• **WHAT TO PRODUCE**: Whenever the word "version" turns up in a line below, that line should be copied.

────

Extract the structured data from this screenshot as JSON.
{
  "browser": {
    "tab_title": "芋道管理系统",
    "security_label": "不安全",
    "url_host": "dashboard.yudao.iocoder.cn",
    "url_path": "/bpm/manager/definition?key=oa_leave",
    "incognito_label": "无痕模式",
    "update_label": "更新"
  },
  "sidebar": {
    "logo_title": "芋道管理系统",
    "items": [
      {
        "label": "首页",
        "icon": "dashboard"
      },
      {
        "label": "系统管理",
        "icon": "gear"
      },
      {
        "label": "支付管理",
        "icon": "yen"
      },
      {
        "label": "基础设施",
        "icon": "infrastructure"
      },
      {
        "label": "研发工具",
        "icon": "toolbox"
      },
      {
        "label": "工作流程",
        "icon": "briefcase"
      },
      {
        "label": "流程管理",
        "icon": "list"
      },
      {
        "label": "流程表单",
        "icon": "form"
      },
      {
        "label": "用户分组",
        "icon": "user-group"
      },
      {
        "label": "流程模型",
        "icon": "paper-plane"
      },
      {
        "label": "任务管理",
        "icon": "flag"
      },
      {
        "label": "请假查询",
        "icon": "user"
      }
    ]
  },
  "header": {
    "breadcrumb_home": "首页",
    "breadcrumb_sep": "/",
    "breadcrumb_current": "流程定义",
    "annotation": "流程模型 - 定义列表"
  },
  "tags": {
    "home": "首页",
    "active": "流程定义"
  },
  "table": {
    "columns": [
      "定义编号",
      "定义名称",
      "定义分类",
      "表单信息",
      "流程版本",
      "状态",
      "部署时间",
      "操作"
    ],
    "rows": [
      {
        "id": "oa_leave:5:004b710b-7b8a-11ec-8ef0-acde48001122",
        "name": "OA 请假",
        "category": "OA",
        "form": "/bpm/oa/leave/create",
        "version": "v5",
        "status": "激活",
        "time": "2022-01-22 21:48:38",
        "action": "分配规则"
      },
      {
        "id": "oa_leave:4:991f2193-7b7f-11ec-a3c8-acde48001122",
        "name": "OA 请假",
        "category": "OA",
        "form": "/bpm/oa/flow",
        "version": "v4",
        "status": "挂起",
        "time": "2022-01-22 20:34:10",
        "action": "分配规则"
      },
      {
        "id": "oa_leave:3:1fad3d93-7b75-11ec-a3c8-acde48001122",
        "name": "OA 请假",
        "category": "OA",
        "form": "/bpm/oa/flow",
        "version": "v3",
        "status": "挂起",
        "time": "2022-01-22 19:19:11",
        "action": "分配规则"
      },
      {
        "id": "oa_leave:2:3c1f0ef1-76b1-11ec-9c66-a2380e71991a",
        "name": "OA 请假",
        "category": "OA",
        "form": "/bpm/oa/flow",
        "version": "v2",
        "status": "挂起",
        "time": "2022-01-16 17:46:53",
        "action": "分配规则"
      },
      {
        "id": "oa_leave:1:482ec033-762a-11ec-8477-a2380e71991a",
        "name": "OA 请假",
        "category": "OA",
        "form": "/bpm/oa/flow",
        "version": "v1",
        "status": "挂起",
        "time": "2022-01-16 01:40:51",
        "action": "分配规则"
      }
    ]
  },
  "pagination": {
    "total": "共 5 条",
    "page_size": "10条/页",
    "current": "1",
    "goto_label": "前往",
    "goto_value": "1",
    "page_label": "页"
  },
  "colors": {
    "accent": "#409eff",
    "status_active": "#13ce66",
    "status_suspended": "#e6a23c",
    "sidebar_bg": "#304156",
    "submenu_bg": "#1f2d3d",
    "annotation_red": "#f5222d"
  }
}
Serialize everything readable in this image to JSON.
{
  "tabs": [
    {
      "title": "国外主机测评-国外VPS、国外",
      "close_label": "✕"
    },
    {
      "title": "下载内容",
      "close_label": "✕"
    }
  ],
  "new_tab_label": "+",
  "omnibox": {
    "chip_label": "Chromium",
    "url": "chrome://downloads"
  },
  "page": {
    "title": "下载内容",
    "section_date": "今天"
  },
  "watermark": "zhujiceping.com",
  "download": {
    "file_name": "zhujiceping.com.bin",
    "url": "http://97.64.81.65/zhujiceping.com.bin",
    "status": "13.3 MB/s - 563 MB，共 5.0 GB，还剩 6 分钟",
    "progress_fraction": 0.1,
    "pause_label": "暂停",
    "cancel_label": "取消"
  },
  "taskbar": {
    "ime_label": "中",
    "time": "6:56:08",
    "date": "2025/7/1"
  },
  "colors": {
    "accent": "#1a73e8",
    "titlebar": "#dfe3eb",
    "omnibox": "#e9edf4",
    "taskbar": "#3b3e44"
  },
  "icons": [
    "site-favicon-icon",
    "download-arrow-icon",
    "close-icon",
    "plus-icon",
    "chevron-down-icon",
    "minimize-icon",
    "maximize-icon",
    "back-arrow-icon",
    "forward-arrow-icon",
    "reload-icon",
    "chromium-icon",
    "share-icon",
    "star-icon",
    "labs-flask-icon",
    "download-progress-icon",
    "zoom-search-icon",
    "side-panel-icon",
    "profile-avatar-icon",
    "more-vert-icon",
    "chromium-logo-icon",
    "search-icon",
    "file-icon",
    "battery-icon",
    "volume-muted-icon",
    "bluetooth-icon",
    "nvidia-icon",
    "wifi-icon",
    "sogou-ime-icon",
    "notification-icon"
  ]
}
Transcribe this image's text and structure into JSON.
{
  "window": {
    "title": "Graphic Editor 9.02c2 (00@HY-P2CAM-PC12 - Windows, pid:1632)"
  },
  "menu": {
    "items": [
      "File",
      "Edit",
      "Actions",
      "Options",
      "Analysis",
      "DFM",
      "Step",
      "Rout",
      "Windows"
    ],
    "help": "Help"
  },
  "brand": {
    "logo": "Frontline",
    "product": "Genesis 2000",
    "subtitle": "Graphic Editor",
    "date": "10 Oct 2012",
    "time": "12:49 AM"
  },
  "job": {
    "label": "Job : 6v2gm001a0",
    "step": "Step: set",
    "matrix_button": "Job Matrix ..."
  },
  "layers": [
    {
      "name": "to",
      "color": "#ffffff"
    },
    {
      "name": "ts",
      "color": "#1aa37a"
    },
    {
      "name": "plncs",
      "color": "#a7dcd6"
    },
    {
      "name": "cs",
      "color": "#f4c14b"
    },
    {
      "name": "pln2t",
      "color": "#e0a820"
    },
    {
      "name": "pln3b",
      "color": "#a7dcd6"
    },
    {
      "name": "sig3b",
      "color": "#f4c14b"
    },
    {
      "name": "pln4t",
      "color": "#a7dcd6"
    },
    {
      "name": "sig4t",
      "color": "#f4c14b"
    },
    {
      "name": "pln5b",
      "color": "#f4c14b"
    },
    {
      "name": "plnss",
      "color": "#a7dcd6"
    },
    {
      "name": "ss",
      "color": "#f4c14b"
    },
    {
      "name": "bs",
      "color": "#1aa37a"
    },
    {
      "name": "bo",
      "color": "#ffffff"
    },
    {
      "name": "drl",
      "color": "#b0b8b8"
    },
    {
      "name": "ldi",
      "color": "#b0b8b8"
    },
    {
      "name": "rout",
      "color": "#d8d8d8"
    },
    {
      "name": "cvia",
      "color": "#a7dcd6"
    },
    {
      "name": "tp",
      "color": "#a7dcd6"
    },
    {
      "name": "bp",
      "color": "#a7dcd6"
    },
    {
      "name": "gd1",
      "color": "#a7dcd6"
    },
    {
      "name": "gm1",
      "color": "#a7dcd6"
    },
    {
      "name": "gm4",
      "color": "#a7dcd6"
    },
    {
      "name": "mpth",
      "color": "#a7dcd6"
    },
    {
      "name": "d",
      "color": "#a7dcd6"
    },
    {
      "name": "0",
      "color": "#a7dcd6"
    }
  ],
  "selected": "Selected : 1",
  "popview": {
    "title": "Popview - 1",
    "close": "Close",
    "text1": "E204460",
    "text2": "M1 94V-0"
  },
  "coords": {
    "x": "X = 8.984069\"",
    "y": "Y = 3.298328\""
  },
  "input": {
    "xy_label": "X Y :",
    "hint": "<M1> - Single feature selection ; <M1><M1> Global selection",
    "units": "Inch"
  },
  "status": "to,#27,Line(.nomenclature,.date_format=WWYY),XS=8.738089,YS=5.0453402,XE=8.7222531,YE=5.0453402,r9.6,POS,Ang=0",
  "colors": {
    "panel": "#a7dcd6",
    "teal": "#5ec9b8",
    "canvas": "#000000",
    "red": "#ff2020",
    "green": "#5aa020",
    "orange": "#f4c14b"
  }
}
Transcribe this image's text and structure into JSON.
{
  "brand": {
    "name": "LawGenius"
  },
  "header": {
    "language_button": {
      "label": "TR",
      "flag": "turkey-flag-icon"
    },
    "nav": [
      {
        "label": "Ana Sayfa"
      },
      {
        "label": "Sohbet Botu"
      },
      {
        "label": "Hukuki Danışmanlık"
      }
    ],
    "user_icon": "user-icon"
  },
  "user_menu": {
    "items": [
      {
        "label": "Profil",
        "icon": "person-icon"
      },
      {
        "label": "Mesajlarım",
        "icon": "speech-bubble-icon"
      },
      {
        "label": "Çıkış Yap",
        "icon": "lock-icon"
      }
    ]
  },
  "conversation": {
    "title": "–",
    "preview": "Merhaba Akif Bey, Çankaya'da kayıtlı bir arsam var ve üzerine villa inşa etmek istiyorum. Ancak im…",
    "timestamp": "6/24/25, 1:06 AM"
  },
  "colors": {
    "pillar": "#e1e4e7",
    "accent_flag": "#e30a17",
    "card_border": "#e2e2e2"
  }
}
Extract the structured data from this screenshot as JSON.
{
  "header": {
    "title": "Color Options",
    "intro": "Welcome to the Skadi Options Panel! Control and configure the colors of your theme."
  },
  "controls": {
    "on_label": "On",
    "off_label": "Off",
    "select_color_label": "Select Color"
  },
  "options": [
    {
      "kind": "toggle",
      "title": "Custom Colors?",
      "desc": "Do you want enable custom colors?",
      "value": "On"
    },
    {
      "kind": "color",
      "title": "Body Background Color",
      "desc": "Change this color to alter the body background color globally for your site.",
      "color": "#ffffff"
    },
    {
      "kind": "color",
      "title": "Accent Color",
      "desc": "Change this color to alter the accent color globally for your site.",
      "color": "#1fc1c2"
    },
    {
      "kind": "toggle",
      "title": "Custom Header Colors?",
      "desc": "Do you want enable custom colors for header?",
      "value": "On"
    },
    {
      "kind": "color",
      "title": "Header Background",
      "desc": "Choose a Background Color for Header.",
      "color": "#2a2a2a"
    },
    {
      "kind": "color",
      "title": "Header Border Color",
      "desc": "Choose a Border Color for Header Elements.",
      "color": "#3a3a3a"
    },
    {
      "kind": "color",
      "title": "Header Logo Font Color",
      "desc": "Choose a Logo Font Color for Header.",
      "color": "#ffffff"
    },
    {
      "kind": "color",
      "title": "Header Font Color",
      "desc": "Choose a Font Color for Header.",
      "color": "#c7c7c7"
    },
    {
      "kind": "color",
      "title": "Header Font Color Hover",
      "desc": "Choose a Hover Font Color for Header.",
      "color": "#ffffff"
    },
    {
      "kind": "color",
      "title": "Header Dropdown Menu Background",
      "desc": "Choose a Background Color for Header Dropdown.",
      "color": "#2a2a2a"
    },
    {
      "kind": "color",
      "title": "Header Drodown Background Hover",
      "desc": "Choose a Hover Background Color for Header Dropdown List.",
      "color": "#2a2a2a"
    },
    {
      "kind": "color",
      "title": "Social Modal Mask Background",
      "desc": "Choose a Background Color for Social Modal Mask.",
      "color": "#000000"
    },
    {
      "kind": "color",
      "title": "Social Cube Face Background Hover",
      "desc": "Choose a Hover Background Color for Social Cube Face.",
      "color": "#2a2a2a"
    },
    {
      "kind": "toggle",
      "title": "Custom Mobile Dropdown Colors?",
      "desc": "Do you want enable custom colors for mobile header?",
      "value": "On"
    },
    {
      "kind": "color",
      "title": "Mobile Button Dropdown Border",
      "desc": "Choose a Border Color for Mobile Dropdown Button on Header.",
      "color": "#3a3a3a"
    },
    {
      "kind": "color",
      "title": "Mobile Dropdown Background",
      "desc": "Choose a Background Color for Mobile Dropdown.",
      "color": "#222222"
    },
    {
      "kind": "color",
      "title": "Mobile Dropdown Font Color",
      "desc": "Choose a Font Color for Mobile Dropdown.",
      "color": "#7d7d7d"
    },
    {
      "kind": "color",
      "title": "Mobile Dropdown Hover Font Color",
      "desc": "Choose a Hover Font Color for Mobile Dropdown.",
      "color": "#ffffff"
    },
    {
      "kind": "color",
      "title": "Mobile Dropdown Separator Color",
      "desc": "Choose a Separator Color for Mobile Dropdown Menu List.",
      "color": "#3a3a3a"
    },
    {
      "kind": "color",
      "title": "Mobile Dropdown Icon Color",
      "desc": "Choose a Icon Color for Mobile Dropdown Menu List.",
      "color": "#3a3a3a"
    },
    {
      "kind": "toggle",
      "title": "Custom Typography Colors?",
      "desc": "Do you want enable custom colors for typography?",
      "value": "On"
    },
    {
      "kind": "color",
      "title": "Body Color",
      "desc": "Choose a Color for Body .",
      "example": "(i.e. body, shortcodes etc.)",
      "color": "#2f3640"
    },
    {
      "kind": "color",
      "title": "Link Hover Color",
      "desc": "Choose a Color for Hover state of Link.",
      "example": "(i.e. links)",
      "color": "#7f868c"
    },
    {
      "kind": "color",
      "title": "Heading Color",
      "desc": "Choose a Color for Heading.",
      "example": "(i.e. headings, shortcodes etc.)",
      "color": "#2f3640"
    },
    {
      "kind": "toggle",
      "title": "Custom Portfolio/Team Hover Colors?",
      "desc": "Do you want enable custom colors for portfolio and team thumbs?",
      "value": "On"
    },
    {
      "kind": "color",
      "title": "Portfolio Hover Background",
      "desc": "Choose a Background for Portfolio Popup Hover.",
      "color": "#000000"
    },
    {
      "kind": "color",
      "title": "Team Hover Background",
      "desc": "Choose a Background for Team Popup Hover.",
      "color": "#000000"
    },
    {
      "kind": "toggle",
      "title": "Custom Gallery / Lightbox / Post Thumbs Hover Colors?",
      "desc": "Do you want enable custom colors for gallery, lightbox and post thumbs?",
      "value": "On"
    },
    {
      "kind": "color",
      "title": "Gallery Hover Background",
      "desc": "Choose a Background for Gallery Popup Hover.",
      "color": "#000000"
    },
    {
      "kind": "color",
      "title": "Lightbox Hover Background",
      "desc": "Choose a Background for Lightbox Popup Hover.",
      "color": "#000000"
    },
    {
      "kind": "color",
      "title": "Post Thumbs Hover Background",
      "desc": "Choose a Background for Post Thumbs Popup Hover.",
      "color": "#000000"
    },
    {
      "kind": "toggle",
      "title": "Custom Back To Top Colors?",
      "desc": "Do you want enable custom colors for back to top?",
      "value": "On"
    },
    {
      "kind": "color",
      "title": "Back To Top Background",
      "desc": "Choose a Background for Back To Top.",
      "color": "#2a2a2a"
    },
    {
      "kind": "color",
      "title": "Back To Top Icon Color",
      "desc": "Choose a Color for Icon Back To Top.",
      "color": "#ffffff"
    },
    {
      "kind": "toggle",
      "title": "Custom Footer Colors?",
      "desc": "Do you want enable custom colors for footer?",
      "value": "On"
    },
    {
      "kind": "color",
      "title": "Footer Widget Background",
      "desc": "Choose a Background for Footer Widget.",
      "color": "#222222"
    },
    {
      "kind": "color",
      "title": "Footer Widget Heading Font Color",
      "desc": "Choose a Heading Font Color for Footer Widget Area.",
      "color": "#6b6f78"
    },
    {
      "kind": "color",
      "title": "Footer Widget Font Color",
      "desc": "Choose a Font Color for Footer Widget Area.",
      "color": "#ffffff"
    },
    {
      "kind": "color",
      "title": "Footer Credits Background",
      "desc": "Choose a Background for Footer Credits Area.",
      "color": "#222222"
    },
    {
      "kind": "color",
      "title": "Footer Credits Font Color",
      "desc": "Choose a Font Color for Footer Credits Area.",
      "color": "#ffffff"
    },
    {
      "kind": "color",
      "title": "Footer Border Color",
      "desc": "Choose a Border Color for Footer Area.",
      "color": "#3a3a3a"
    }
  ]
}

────

• **RESULT OF THIS TASK**:
        "version": "v5",
        "version": "v4",
        "version": "v3",
        "version": "v2",
        "version": "v1",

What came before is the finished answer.